[Working data]

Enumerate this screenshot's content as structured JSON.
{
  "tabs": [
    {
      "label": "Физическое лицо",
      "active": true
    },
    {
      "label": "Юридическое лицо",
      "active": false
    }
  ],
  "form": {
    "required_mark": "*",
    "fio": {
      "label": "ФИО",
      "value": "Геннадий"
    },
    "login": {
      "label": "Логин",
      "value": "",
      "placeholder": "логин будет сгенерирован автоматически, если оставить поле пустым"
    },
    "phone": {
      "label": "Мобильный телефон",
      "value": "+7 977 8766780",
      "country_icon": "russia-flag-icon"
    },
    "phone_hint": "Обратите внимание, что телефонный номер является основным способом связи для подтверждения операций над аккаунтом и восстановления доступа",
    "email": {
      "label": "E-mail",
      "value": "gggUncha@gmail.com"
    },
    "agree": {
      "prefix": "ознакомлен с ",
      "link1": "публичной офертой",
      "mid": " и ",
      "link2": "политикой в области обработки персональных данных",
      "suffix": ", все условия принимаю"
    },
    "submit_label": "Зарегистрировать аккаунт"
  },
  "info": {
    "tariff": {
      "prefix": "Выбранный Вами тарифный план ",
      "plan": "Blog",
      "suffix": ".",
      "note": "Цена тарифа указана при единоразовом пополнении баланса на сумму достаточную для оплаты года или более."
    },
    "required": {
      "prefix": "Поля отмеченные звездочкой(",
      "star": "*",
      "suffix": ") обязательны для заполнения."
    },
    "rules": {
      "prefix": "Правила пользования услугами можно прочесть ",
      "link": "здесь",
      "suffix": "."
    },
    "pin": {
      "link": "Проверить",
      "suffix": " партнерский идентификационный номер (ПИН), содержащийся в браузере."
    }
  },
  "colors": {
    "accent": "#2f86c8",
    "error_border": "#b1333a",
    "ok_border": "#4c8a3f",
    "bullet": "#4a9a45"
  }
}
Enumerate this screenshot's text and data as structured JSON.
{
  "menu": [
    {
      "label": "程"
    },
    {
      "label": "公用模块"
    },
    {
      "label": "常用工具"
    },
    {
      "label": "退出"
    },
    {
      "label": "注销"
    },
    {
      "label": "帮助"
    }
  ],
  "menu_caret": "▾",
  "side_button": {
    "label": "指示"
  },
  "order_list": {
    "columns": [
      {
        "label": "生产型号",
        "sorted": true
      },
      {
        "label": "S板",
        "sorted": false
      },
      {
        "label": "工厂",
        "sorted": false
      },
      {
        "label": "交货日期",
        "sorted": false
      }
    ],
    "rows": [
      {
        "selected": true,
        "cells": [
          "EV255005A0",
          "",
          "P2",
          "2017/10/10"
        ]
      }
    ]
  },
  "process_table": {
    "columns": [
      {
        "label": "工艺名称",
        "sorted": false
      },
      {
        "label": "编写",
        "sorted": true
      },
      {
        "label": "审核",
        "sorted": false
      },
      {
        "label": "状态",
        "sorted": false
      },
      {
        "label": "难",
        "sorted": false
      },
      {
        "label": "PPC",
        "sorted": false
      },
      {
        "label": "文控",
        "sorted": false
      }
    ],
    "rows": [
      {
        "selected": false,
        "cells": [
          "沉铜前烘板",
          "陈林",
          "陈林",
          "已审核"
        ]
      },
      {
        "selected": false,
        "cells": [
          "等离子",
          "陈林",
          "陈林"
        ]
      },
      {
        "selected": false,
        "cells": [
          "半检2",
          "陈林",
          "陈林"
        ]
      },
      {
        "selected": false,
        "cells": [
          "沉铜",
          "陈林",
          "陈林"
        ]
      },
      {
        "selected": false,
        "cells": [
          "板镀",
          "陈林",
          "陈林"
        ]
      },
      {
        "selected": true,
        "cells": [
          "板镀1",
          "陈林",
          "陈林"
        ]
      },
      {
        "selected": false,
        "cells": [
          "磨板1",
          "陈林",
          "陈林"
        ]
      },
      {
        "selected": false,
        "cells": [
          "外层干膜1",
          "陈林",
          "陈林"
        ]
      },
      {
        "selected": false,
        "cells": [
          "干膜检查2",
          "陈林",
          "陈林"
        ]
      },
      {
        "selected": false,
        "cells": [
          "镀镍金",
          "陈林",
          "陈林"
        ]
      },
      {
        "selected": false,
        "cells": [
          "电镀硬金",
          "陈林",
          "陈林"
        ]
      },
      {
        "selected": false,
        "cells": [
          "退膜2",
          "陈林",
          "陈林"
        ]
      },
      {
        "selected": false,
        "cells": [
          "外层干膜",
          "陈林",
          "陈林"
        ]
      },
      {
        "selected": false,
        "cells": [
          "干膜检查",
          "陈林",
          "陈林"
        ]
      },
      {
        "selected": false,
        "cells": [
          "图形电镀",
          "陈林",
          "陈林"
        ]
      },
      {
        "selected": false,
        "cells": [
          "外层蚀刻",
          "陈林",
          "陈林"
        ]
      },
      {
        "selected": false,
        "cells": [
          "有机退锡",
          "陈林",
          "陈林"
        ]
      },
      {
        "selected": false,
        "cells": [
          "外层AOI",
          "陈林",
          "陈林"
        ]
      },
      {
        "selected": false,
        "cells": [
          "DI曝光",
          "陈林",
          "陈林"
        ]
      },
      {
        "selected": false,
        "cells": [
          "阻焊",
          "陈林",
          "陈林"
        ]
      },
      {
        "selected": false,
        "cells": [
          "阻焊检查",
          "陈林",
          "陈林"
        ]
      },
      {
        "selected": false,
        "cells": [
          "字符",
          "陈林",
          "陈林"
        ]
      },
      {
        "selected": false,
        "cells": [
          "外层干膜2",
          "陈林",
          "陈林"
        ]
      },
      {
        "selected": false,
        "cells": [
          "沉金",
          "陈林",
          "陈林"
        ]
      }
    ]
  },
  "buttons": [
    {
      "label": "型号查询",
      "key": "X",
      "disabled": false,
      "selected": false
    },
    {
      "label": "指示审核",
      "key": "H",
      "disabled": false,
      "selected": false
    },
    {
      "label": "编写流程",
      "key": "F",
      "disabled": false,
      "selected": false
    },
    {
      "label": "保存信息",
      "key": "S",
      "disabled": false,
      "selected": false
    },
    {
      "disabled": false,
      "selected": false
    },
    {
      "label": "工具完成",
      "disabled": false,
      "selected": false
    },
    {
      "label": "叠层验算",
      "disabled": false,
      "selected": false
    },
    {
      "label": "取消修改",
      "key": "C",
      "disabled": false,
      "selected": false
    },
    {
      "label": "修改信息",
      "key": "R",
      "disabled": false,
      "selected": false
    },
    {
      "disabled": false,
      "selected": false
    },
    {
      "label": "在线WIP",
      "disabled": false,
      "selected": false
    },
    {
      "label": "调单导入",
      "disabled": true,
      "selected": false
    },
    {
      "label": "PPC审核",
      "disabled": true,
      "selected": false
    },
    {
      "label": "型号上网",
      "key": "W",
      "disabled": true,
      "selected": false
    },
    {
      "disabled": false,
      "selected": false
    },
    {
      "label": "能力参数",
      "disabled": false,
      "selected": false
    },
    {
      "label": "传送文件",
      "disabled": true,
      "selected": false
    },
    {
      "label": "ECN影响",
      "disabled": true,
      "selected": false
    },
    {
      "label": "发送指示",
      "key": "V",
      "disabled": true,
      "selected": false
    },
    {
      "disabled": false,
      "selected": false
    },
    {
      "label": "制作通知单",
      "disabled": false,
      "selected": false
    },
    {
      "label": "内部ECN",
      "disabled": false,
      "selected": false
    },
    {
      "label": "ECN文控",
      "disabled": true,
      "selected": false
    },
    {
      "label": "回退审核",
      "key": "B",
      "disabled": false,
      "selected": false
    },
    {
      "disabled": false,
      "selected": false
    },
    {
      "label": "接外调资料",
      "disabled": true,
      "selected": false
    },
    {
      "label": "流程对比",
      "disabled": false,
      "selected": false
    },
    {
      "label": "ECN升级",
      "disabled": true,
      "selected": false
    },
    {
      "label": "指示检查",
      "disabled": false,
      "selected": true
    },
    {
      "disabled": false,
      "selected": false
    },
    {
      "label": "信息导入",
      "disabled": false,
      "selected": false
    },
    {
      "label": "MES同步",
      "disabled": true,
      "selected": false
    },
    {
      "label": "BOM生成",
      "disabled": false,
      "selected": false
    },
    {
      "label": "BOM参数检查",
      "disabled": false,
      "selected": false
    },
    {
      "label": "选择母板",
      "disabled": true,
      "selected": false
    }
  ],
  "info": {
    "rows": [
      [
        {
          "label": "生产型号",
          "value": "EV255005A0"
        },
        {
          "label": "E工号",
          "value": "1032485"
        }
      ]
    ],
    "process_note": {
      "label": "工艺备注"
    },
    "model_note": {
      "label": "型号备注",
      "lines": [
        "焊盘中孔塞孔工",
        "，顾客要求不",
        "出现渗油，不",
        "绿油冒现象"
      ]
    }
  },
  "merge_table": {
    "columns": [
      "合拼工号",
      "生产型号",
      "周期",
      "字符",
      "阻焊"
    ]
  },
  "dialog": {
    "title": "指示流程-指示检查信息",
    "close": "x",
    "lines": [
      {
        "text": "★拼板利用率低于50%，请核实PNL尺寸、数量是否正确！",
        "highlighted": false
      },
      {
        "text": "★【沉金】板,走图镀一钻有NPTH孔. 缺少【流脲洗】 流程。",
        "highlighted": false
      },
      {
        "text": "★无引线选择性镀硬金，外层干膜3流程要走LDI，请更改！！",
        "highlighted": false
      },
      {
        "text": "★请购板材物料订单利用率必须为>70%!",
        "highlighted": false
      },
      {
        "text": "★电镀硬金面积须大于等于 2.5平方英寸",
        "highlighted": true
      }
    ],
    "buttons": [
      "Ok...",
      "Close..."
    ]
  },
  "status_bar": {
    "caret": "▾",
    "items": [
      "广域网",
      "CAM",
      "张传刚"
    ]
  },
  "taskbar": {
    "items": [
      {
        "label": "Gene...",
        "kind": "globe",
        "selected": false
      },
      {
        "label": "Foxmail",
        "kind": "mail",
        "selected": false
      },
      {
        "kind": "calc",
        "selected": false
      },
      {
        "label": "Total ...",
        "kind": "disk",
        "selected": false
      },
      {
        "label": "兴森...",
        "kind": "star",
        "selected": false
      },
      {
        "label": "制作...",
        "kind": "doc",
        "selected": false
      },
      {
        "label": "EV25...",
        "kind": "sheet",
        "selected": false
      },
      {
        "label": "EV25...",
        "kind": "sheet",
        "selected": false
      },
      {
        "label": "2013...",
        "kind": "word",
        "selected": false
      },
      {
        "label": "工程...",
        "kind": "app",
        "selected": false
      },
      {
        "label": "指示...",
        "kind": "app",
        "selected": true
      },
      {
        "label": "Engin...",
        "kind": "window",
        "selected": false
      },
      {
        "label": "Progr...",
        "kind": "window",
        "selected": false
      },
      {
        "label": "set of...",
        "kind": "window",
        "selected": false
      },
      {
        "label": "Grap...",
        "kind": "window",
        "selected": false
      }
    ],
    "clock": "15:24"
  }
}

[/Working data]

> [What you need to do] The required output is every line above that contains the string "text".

> [Answer to the problem]
Enumerate this screenshot's text and data as structured JSON.
        "text": "★拼板利用率低于50%，请核实PNL尺寸、数量是否正确！",
        "text": "★【沉金】板,走图镀一钻有NPTH孔. 缺少【流脲洗】 流程。",
        "text": "★无引线选择性镀硬金，外层干膜3流程要走LDI，请更改！！",
        "text": "★请购板材物料订单利用率必须为>70%!",
        "text": "★电镀硬金面积须大于等于 2.5平方英寸",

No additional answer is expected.